But a late entry has allowed Lincoln to take its time and discover ways to most effectively sell its vehicles in the world’s largest car market. And recently, Lincoln was nice enough to share its learnings regarding the difference between the ways luxury cars are sold in America compared to China; we will summarize them here.
The Lincoln Way
Lincoln created a unique experience for its Chinese customers that it calls The Lincoln Way. The experience focuses on a luxurious dealership facility, a personalized experience, and transparency.
Lincoln dealerships in China feature a living room-like atmosphere, complete with elaborate selections of tea, interactive LED screens, and a lounge that allows customers to watch as their car is being serviced.
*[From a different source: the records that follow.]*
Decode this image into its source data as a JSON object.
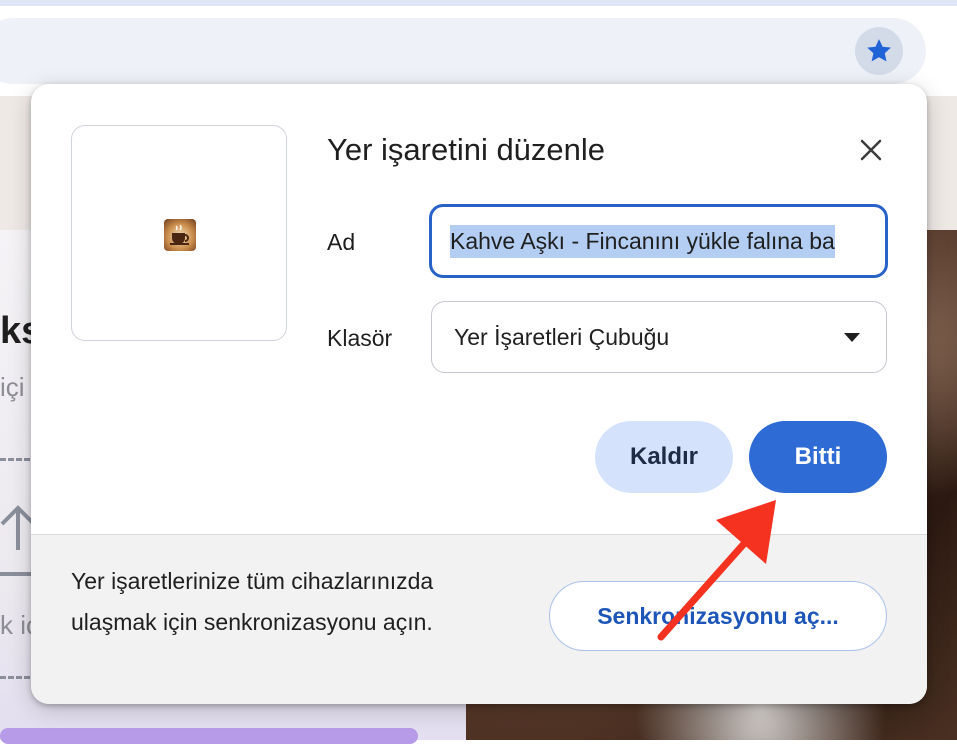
{
  "browser": {
    "star_icon": "star-icon",
    "accent": "#1f63d6"
  },
  "background_page": {
    "heading_fragment": "ks",
    "subtext_fragment": "içi",
    "lower_fragment": "k iç"
  },
  "dialog": {
    "title": "Yer işaretini düzenle",
    "close_icon": "close-icon",
    "name_label": "Ad",
    "name_value": "Kahve Aşkı - Fincanını yükle falına bakalım",
    "name_visible": "Kahve Aşkı - Fincanını yükle falına ba",
    "folder_label": "Klasör",
    "folder_value": "Yer İşaretleri Çubuğu",
    "remove_label": "Kaldır",
    "done_label": "Bitti",
    "colors": {
      "done_bg": "#2f6bd4",
      "remove_bg": "#d4e2fb",
      "focus_border": "#2862c9"
    }
  },
  "footer": {
    "message": "Yer işaretlerinize tüm cihazlarınızda ulaşmak için senkronizasyonu açın.",
    "sync_label": "Senkronizasyonu aç..."
  },
  "annotation": {
    "arrow_color": "#f4321f"
  }
}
Those who would rather not wait in the store can access, via a smartphone, tablet, or computer, a live video stream of their vehicle being worked on.
Enabling customers to watch along as their vehicle is being worked on is new to the industry, having arisen as a result of the brand learning that customers in China are surprisingly distrustful of dealer service operations.
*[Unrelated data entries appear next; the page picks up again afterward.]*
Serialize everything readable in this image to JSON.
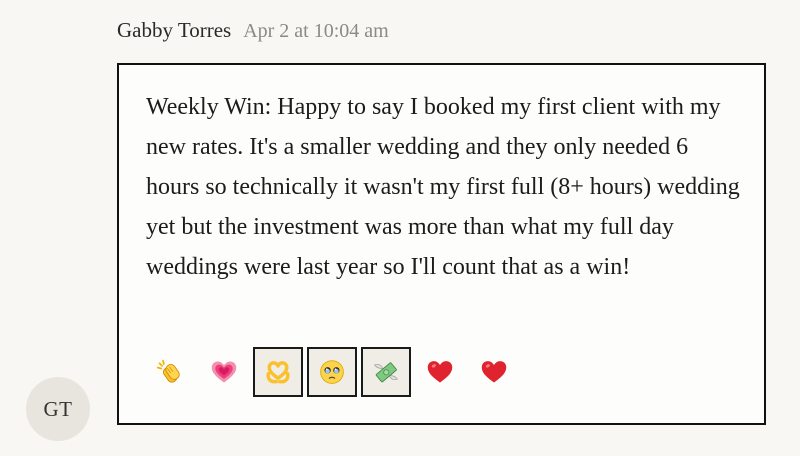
{
  "message": {
    "author": "Gabby Torres",
    "timestamp": "Apr 2 at 10:04 am",
    "avatar_initials": "GT",
    "body": "Weekly Win: Happy to say I booked my first client with my new rates. It's a smaller wedding and they only needed 6 hours so technically it wasn't my first full (8+ hours) wedding yet but the investment was more than what my full day weddings were last year so I'll count that as a win!",
    "reactions": [
      {
        "icon": "clapping-hands-icon",
        "selected": false
      },
      {
        "icon": "growing-heart-icon",
        "selected": false
      },
      {
        "icon": "heart-hands-icon",
        "selected": true
      },
      {
        "icon": "holding-back-tears-face-icon",
        "selected": true
      },
      {
        "icon": "money-with-wings-icon",
        "selected": true
      },
      {
        "icon": "red-heart-icon",
        "selected": false
      },
      {
        "icon": "red-heart-icon",
        "selected": false
      }
    ]
  },
  "colors": {
    "background": "#f8f7f3",
    "box_border": "#111111",
    "timestamp": "#8a8a86",
    "avatar_bg": "#e7e5de",
    "heart_red": "#e0242f",
    "pink_heart": "#f0579a",
    "emoji_yellow": "#fbc02d"
  }
}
“We’re getting input from all our Chinese customers and making sure all their needs are met,” said Lincoln President Kumar Galhotra. “All of those little things have really resonated with the Chinese customers very, very well.”
The tea selection accounts for the luxurious experience category, while being able to watch the vehicle being serviced ticks the transparency box.
Speaking of service, every Lincoln vehicle sold in China is equipped with a device that notifies the dealership when the vehicle is on the way there.
This enables dealers to better prepare for the customer’s arrival by puling up their information and history, thereby empowering dealers to create a superior, customized experience for owners.
But Lincoln’s unique approach to the Chinese market isn’t limited to its dealer experience. The cars are slightly unique, as well.
For instance, the brand removes the new car smell from its vehicles, since new car buyers in China do not like the scent. The preference is a polar opposite from that of American consumers, who admire the new car scent.
In addition, back seat room and comfort are vital to Chinese customers — much more so than it is to American buyers. As such, the automaker has modified its vehicles to add extra padding and contour to the rear seats.
”The experiences are different, expectations are different between U.S. and China”, Lincoln’s Galhotra summarizes. “Going to a Lincoln dealership is an experience; people bring their whole family. That has to be tailored to that culture.”
U.S. Lincoln sales grew 16 percent in 2014 to 94,474 units — its best since 2008. Currently, Lincoln has nine dealerships in China. Though it hasn’t released sales figures, Galhotra says that initial sales are better than anticipated, and plans to open 16 more Chinese stores in 2015 on a projected 60 by the end of 2016.